The prototypical liberal utterance makes a (declarative) claim about reality (e.g., “America is a racist society”) meant to maneuver the other into obedience to a tacit, embedded imperative (“cleanse America of racism”) while concealing the entire ostensive-imperative realm, which is to say, evading the act of naming. If America is a racist society, to eliminate racism in America would be to eliminate America itself; but the problem is that “we” (the “we” accepting the embedded imperative) would be doing so in the name of a presumably racist-free America (otherwise, why single out “America” as the realm to be cleansed?). This paradox of naming must be suppressed—the liberal can say that “America” has been racist as a republic, was racist as a group of British colonies, was racist as a Spanish dominion, etc., but the fact that it was named (not always “America,” of course) by each of these entities in turn and that in even referring to “America” we participate in this chain of naming cannot be acknowledged. To acknowledge this chain of naming would be to acknowledge a “spiral” of centrality, the continuity of linguistic presence, and that invoking “America” is to participate in this presence and assume the obligation of sustaining it—which, in fact, one does in the denunciation itself while fantasizing a “reset” of “America.”

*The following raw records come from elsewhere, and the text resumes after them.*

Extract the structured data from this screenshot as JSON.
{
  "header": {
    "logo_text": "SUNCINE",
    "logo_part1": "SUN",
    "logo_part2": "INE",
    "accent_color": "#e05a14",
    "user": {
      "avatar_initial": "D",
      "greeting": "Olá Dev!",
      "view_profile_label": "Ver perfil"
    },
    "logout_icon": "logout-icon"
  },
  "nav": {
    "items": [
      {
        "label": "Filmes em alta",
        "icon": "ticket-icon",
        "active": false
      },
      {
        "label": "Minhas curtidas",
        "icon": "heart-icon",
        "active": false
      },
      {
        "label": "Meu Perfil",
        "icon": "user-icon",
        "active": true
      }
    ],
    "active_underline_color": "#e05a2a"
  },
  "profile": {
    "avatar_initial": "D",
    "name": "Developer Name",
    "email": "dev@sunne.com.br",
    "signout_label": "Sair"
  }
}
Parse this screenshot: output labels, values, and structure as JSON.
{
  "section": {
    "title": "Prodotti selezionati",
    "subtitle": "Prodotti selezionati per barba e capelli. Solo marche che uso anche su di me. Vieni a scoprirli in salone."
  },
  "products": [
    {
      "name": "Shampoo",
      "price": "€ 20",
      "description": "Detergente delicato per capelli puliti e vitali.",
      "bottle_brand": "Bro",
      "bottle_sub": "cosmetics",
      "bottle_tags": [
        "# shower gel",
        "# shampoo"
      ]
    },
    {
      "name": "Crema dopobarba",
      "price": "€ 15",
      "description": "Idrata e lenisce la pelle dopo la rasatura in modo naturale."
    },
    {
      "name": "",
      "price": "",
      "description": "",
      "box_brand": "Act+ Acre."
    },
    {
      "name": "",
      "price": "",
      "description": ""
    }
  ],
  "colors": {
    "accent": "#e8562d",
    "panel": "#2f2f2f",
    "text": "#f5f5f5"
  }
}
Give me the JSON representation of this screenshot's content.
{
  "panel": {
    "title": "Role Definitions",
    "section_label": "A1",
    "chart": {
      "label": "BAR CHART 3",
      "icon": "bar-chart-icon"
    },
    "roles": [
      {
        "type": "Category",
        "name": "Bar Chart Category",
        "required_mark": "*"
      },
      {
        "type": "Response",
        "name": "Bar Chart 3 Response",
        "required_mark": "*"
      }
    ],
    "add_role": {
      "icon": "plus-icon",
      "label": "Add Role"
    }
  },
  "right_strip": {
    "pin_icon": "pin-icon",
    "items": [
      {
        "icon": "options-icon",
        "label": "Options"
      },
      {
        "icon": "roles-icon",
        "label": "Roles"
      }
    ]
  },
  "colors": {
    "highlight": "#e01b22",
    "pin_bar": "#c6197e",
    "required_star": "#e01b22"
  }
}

The absolutist anarchist-resistant discourse seeks to increase the likelihood that its utterances will issue in ceremonies of naming, with practices and orders that follow. Even (but why “even”?) discourses that take their mission to be slicing and dicing liberal BS should do this. To the liberal presupposing an anarchist sovereign imaginary we counter-presuppose sovereign naming. All liberal concepts can be chased back into their lairs, where we will discover their founding in some constitutive distraction, some imperative to break the real chain of naming and replace it with a fantasized origin of another chain. (The Google Books Ngram feature is extremely useful here, at least for more recent distractions. Perhaps it will be taken down, or at least certain magical words made unsearchable.) We need not seek to destroy those fake concepts—they come to name certain predilections, certain pathologies, temptations, disguises.